| What this task involves |
Filter the material below down to the lines containing the word "Основы".

| Material provided |
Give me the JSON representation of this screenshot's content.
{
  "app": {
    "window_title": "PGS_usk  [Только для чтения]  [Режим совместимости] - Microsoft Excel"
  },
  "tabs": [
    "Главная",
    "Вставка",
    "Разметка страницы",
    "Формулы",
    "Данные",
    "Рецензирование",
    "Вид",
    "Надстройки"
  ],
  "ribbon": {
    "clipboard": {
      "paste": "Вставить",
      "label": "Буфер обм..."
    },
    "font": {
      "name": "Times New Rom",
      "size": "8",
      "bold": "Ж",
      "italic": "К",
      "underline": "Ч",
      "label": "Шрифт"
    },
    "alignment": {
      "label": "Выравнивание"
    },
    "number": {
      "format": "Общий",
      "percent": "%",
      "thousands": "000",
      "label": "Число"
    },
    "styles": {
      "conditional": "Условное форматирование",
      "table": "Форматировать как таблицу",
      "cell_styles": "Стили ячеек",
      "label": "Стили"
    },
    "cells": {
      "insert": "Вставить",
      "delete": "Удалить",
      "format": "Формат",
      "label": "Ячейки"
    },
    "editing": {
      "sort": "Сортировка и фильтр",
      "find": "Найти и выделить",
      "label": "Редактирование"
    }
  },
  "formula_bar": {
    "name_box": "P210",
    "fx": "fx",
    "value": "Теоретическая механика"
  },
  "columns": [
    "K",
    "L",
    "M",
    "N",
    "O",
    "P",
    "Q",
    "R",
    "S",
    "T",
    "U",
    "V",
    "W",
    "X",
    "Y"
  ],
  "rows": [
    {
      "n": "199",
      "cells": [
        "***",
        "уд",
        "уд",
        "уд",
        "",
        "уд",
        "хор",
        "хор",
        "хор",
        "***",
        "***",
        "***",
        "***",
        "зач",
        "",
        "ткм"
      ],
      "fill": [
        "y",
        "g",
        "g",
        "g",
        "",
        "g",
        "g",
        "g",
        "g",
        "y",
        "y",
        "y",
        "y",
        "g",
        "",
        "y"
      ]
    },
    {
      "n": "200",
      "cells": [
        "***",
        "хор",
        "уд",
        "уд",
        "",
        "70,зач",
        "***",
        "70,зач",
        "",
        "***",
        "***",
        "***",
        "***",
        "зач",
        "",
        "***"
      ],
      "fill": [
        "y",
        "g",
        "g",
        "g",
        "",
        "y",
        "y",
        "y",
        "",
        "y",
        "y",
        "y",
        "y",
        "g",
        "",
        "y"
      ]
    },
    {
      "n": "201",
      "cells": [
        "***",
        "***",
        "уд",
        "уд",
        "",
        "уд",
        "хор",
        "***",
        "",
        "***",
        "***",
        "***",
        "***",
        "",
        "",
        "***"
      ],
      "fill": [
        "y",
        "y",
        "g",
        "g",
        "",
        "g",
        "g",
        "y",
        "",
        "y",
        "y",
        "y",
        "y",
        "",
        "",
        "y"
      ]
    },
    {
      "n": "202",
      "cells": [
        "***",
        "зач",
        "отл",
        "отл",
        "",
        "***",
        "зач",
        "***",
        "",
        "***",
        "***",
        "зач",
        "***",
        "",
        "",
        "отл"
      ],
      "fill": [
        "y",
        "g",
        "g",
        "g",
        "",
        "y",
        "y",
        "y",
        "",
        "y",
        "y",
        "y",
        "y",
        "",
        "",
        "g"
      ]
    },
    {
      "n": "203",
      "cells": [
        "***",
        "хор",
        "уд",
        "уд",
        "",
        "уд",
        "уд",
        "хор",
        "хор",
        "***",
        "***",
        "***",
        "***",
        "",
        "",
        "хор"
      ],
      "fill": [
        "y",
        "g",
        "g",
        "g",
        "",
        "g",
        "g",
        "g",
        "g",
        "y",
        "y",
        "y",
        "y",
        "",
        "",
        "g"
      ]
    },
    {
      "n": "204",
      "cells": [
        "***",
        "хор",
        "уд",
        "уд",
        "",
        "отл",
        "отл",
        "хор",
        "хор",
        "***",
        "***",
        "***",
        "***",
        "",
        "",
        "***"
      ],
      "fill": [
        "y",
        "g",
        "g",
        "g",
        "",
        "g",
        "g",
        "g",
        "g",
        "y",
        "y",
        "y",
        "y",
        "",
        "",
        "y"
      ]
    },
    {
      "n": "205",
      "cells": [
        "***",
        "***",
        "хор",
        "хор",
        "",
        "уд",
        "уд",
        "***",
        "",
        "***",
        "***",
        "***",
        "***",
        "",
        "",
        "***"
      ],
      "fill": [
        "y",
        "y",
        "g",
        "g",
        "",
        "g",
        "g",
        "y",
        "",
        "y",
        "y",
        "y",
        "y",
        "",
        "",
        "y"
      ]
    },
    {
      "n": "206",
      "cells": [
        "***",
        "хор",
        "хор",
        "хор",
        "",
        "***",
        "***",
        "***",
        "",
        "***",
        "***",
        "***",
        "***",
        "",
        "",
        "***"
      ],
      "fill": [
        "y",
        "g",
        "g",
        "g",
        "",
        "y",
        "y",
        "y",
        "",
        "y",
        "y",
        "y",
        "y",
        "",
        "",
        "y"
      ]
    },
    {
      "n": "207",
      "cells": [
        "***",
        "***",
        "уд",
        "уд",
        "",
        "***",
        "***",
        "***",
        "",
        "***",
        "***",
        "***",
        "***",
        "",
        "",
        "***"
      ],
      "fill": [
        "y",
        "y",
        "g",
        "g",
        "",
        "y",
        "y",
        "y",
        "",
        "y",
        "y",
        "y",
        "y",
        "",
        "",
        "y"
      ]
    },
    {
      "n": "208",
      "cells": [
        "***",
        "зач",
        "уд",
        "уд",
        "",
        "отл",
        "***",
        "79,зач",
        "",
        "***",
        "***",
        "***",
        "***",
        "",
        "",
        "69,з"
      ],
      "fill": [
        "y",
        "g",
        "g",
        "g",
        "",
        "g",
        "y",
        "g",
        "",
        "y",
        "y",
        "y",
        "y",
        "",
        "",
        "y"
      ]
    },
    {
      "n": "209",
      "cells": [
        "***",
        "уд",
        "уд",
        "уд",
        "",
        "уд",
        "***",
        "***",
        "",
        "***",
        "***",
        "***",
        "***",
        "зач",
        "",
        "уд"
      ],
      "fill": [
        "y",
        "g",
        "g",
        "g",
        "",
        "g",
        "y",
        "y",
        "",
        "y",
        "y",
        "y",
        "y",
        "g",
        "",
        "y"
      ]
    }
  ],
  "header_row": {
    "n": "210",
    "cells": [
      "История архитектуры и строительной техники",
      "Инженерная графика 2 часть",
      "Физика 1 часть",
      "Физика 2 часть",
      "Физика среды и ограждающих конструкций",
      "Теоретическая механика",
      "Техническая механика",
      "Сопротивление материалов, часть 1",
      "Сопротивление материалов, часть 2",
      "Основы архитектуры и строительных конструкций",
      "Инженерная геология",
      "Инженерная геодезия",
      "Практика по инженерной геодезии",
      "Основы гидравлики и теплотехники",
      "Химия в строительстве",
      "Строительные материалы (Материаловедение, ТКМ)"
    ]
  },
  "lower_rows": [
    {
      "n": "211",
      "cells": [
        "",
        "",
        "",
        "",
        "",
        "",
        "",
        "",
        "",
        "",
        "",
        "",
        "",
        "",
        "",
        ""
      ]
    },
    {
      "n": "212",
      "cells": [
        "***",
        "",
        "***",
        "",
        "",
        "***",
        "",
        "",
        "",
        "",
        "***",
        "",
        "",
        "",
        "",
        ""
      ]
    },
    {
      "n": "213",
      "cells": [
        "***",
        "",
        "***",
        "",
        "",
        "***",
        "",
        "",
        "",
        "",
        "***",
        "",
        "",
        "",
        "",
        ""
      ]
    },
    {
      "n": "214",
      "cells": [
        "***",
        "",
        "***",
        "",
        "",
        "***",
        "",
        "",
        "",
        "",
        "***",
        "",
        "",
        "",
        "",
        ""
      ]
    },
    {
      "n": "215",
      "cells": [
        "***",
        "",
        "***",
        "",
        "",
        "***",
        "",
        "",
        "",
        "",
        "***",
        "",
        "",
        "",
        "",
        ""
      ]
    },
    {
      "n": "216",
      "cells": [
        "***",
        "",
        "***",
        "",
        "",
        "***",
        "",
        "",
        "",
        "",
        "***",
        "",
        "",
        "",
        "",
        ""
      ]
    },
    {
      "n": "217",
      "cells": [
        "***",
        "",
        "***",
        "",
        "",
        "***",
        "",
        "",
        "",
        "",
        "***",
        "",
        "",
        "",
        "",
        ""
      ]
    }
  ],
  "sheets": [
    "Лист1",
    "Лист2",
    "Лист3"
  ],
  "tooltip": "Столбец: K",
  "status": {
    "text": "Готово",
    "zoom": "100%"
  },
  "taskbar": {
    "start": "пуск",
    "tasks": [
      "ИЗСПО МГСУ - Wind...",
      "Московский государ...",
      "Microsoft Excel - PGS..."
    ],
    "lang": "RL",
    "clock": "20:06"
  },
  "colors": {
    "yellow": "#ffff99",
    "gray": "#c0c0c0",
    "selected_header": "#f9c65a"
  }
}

| Answer to the problem |
      "Основы архитектуры и строительных конструкций",
      "Основы гидравлики и теплотехники",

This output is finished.